═══ Data shown ═══

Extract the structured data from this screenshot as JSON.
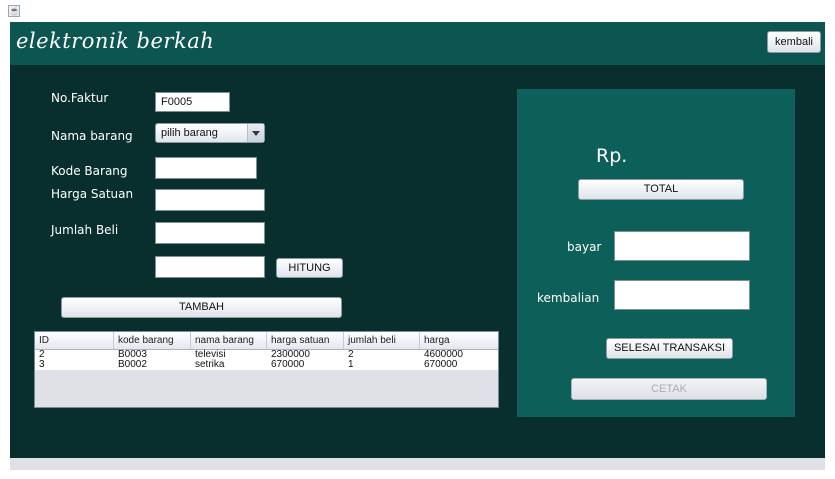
{
  "window": {
    "icon": "java-app-icon"
  },
  "header": {
    "title": "elektronik berkah",
    "back_button": "kembali"
  },
  "form": {
    "no_faktur": {
      "label": "No.Faktur",
      "value": "F0005"
    },
    "nama_barang": {
      "label": "Nama barang",
      "selected": "pilih barang"
    },
    "kode_barang": {
      "label": "Kode Barang",
      "value": ""
    },
    "harga_satuan": {
      "label": "Harga Satuan",
      "value": ""
    },
    "jumlah_beli": {
      "label": "Jumlah Beli",
      "value": ""
    },
    "subtotal": {
      "value": ""
    },
    "hitung_button": "HITUNG",
    "tambah_button": "TAMBAH"
  },
  "table": {
    "columns": [
      "ID",
      "kode barang",
      "nama barang",
      "harga satuan",
      "jumlah beli",
      "harga"
    ],
    "rows": [
      [
        "2",
        "B0003",
        "televisi",
        "2300000",
        "2",
        "4600000"
      ],
      [
        "3",
        "B0002",
        "setrika",
        "670000",
        "1",
        "670000"
      ]
    ]
  },
  "payment": {
    "currency_label": "Rp.",
    "total_button": "TOTAL",
    "bayar_label": "bayar",
    "bayar_value": "",
    "kembalian_label": "kembalian",
    "kembalian_value": "",
    "selesai_button": "SELESAI TRANSAKSI",
    "cetak_button": "CETAK"
  },
  "colors": {
    "header": "#0d5550",
    "main": "#082f2d",
    "panel": "#0d5f5a",
    "frame": "#dfe1e7"
  }
}
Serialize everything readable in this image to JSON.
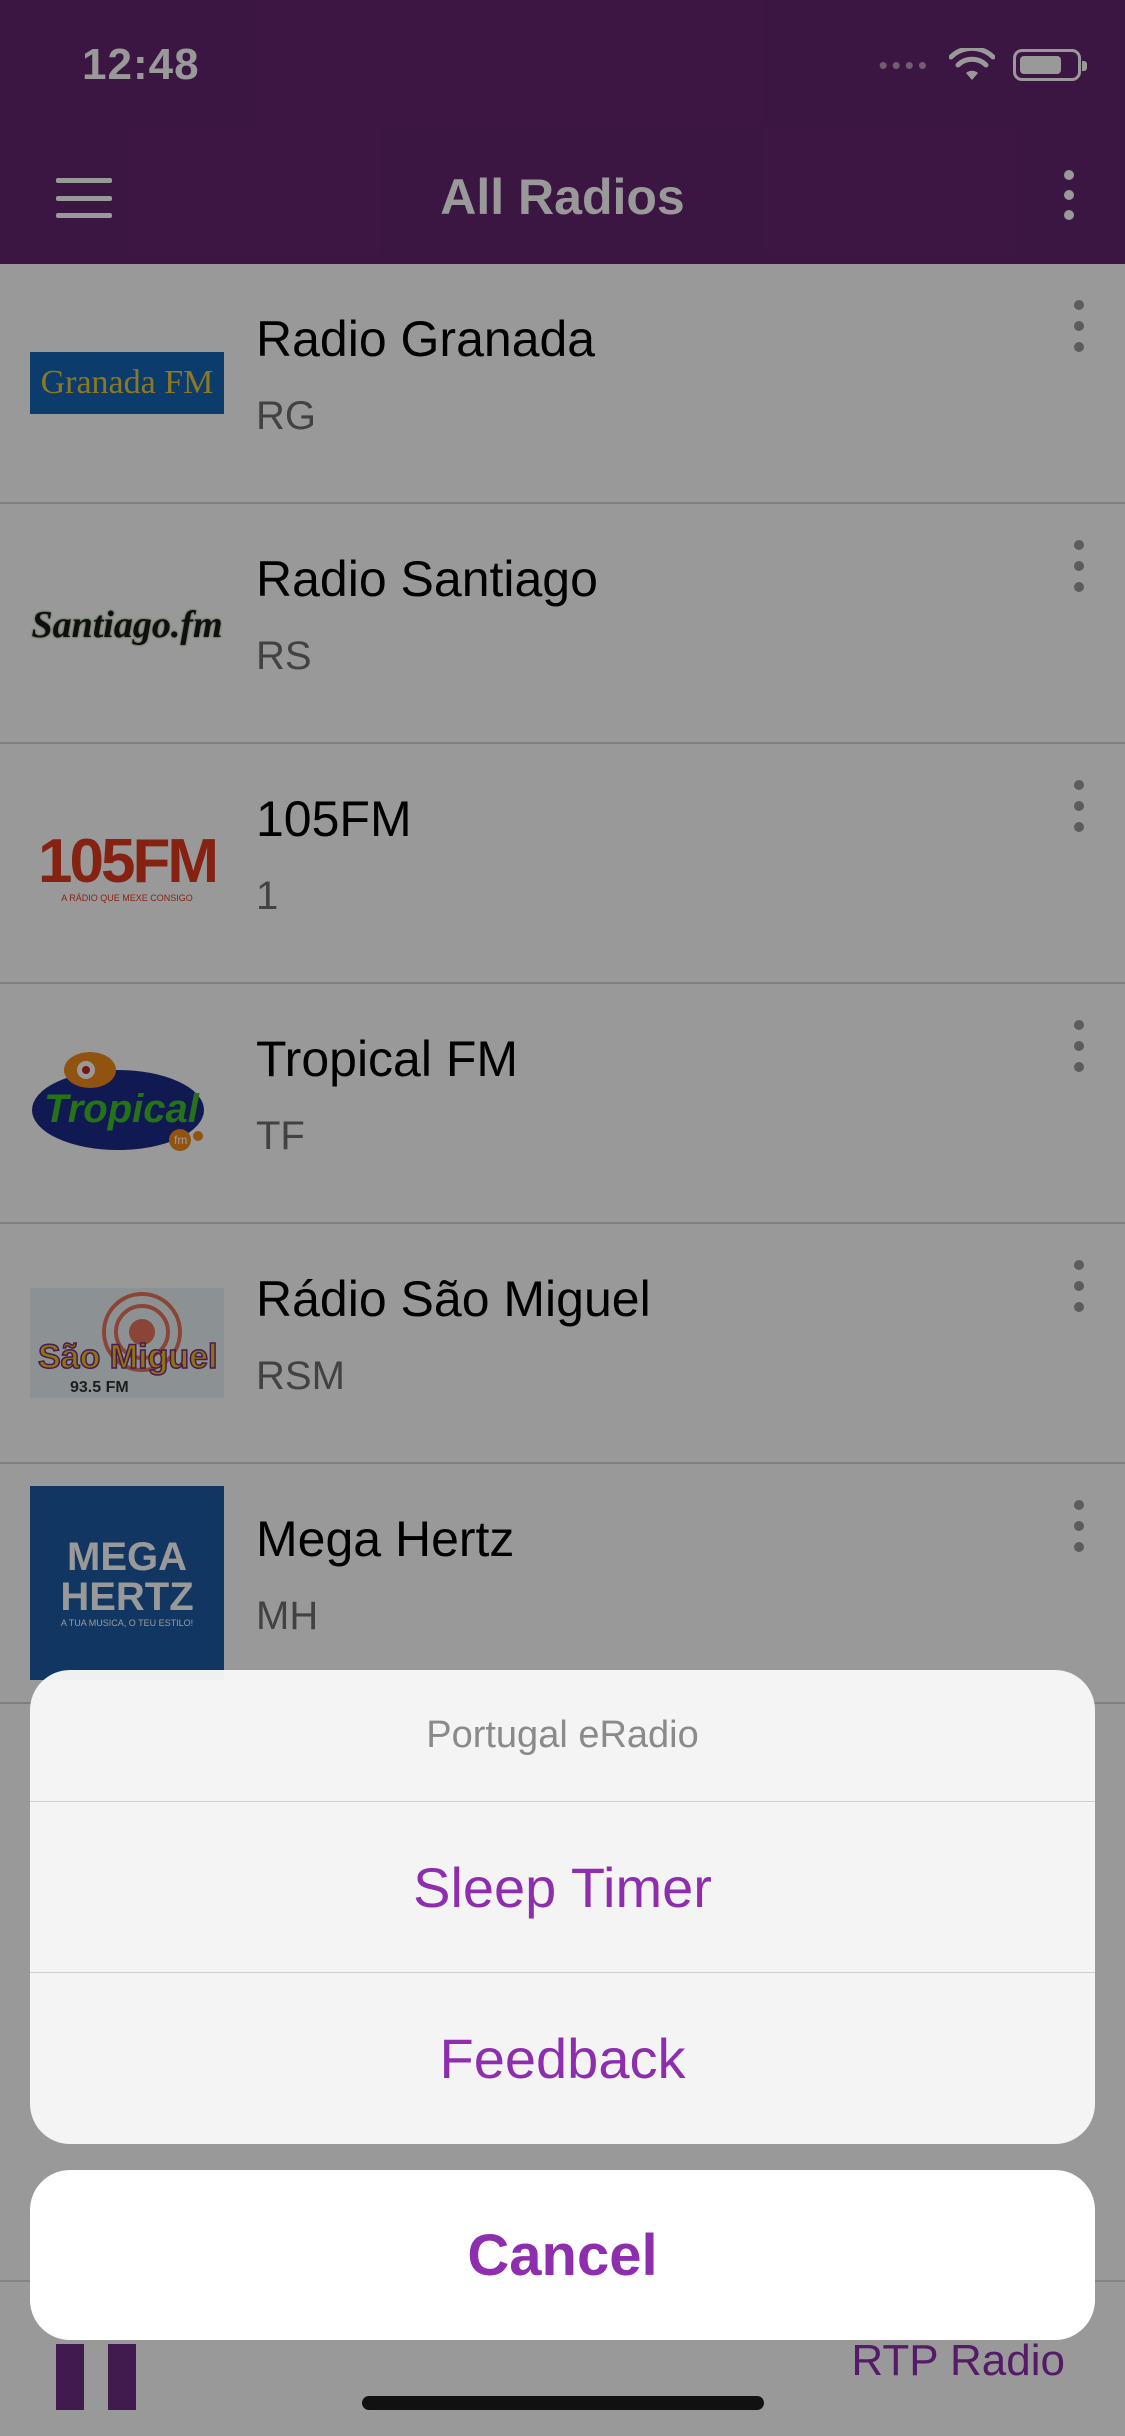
{
  "status_bar": {
    "time": "12:48",
    "signal": "••••",
    "battery_level": 0.75
  },
  "nav": {
    "title": "All Radios",
    "menu_icon": "hamburger-icon",
    "more_icon": "more-vertical-icon"
  },
  "stations": [
    {
      "name": "Radio Granada",
      "code": "RG",
      "logo_text": "Granada FM"
    },
    {
      "name": "Radio Santiago",
      "code": "RS",
      "logo_text": "Santiago.fm"
    },
    {
      "name": "105FM",
      "code": "1",
      "logo_text": "105FM",
      "logo_tagline": "A RÁDIO QUE MEXE CONSIGO"
    },
    {
      "name": "Tropical FM",
      "code": "TF",
      "logo_text": "Tropical",
      "logo_sub": "fm"
    },
    {
      "name": "Rádio São Miguel",
      "code": "RSM",
      "logo_text": "São Miguel",
      "logo_sub": "93.5 FM"
    },
    {
      "name": "Mega Hertz",
      "code": "MH",
      "logo_line1": "MEGA",
      "logo_line2": "HERTZ",
      "logo_tagline": "A TUA MUSICA, O TEU ESTILO!"
    }
  ],
  "player": {
    "now_playing": "RTP Radio",
    "state_icon": "pause-icon"
  },
  "action_sheet": {
    "title": "Portugal eRadio",
    "actions": [
      "Sleep Timer",
      "Feedback"
    ],
    "cancel": "Cancel"
  },
  "colors": {
    "brand": "#65256f",
    "accent": "#8e2eae"
  }
}
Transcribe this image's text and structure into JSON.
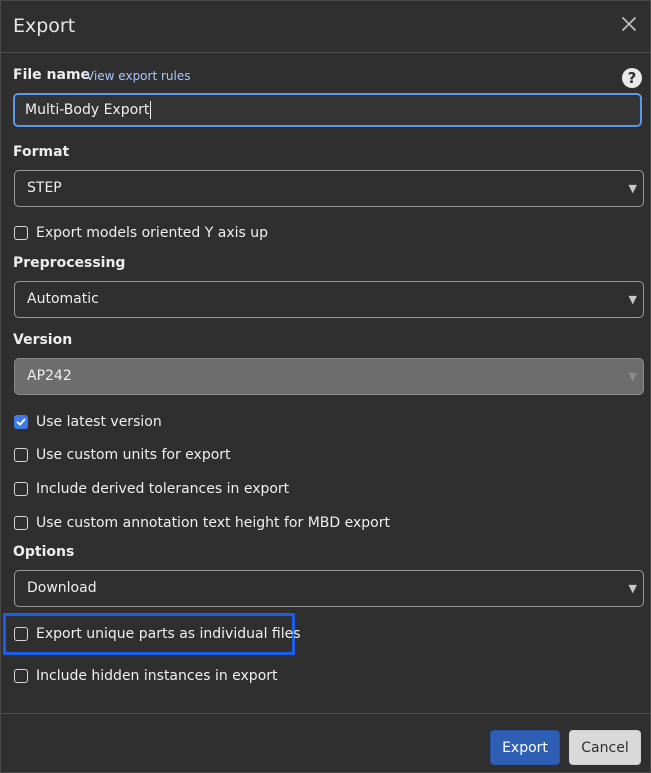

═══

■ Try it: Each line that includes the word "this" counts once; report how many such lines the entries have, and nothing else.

■ Written answer: 3